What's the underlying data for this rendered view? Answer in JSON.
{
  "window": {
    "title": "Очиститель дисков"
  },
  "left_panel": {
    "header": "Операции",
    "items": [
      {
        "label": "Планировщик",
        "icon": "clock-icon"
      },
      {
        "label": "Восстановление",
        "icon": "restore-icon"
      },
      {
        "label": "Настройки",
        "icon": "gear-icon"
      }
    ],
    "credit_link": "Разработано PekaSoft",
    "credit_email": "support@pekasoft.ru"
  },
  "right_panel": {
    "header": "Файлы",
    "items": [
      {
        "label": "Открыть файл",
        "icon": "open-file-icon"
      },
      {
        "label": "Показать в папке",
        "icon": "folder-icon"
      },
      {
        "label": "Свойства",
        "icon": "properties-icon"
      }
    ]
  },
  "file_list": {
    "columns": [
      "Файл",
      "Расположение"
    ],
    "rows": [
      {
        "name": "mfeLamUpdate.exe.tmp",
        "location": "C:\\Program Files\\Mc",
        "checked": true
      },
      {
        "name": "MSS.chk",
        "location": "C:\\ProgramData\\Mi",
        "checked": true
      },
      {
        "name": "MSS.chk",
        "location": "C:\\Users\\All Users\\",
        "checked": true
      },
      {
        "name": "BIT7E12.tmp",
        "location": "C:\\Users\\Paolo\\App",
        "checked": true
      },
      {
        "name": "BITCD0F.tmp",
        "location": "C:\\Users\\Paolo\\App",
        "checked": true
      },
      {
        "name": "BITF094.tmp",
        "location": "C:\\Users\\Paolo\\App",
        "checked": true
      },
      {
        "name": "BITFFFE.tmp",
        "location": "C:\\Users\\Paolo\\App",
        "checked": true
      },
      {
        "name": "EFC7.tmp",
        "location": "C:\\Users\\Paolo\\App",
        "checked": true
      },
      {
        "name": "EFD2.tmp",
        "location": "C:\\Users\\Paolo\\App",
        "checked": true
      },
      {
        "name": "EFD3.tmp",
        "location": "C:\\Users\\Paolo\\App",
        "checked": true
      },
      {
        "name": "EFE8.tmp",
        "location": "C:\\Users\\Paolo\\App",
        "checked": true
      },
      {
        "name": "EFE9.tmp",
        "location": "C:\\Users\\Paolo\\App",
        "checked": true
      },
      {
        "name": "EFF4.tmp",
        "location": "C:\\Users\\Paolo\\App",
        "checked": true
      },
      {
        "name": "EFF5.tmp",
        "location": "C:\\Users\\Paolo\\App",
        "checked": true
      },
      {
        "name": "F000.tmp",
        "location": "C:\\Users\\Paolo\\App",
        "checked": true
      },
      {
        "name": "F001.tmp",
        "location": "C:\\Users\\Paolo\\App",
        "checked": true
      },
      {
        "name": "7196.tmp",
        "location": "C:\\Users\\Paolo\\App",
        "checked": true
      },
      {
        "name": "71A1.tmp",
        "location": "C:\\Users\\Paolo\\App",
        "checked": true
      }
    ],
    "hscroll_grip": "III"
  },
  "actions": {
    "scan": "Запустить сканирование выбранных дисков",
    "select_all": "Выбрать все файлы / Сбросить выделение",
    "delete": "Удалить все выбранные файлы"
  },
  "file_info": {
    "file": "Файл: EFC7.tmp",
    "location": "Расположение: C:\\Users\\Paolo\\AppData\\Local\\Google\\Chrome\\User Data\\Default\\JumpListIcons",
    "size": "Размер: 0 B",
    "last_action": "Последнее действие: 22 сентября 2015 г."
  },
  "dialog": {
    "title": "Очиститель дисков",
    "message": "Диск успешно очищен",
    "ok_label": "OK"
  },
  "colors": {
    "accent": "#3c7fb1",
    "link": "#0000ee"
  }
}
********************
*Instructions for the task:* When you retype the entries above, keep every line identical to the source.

*Final answer:*
What's the underlying data for this rendered view? Answer in JSON.
{
  "window": {
    "title": "Очиститель дисков"
  },
  "left_panel": {
    "header": "Операции",
    "items": [
      {
        "label": "Планировщик",
        "icon": "clock-icon"
      },
      {
        "label": "Восстановление",
        "icon": "restore-icon"
      },
      {
        "label": "Настройки",
        "icon": "gear-icon"
      }
    ],
    "credit_link": "Разработано PekaSoft",
    "credit_email": "support@pekasoft.ru"
  },
  "right_panel": {
    "header": "Файлы",
    "items": [
      {
        "label": "Открыть файл",
        "icon": "open-file-icon"
      },
      {
        "label": "Показать в папке",
        "icon": "folder-icon"
      },
      {
        "label": "Свойства",
        "icon": "properties-icon"
      }
    ]
  },
  "file_list": {
    "columns": [
      "Файл",
      "Расположение"
    ],
    "rows": [
      {
        "name": "mfeLamUpdate.exe.tmp",
        "location": "C:\\Program Files\\Mc",
        "checked": true
      },
      {
        "name": "MSS.chk",
        "location": "C:\\ProgramData\\Mi",
        "checked": true
      },
      {
        "name": "MSS.chk",
        "location": "C:\\Users\\All Users\\",
        "checked": true
      },
      {
        "name": "BIT7E12.tmp",
        "location": "C:\\Users\\Paolo\\App",
        "checked": true
      },
      {
        "name": "BITCD0F.tmp",
        "location": "C:\\Users\\Paolo\\App",
        "checked": true
      },
      {
        "name": "BITF094.tmp",
        "location": "C:\\Users\\Paolo\\App",
        "checked": true
      },
      {
        "name": "BITFFFE.tmp",
        "location": "C:\\Users\\Paolo\\App",
        "checked": true
      },
      {
        "name": "EFC7.tmp",
        "location": "C:\\Users\\Paolo\\App",
        "checked": true
      },
      {
        "name": "EFD2.tmp",
        "location": "C:\\Users\\Paolo\\App",
        "checked": true
      },
      {
        "name": "EFD3.tmp",
        "location": "C:\\Users\\Paolo\\App",
        "checked": true
      },
      {
        "name": "EFE8.tmp",
        "location": "C:\\Users\\Paolo\\App",
        "checked": true
      },
      {
        "name": "EFE9.tmp",
        "location": "C:\\Users\\Paolo\\App",
        "checked": true
      },
      {
        "name": "EFF4.tmp",
        "location": "C:\\Users\\Paolo\\App",
        "checked": true
      },
      {
        "name": "EFF5.tmp",
        "location": "C:\\Users\\Paolo\\App",
        "checked": true
      },
      {
        "name": "F000.tmp",
        "location": "C:\\Users\\Paolo\\App",
        "checked": true
      },
      {
        "name": "F001.tmp",
        "location": "C:\\Users\\Paolo\\App",
        "checked": true
      },
      {
        "name": "7196.tmp",
        "location": "C:\\Users\\Paolo\\App",
        "checked": true
      },
      {
        "name": "71A1.tmp",
        "location": "C:\\Users\\Paolo\\App",
        "checked": true
      }
    ],
    "hscroll_grip": "III"
  },
  "actions": {
    "scan": "Запустить сканирование выбранных дисков",
    "select_all": "Выбрать все файлы / Сбросить выделение",
    "delete": "Удалить все выбранные файлы"
  },
  "file_info": {
    "file": "Файл: EFC7.tmp",
    "location": "Расположение: C:\\Users\\Paolo\\AppData\\Local\\Google\\Chrome\\User Data\\Default\\JumpListIcons",
    "size": "Размер: 0 B",
    "last_action": "Последнее действие: 22 сентября 2015 г."
  },
  "dialog": {
    "title": "Очиститель дисков",
    "message": "Диск успешно очищен",
    "ok_label": "OK"
  },
  "colors": {
    "accent": "#3c7fb1",
    "link": "#0000ee"
  }
}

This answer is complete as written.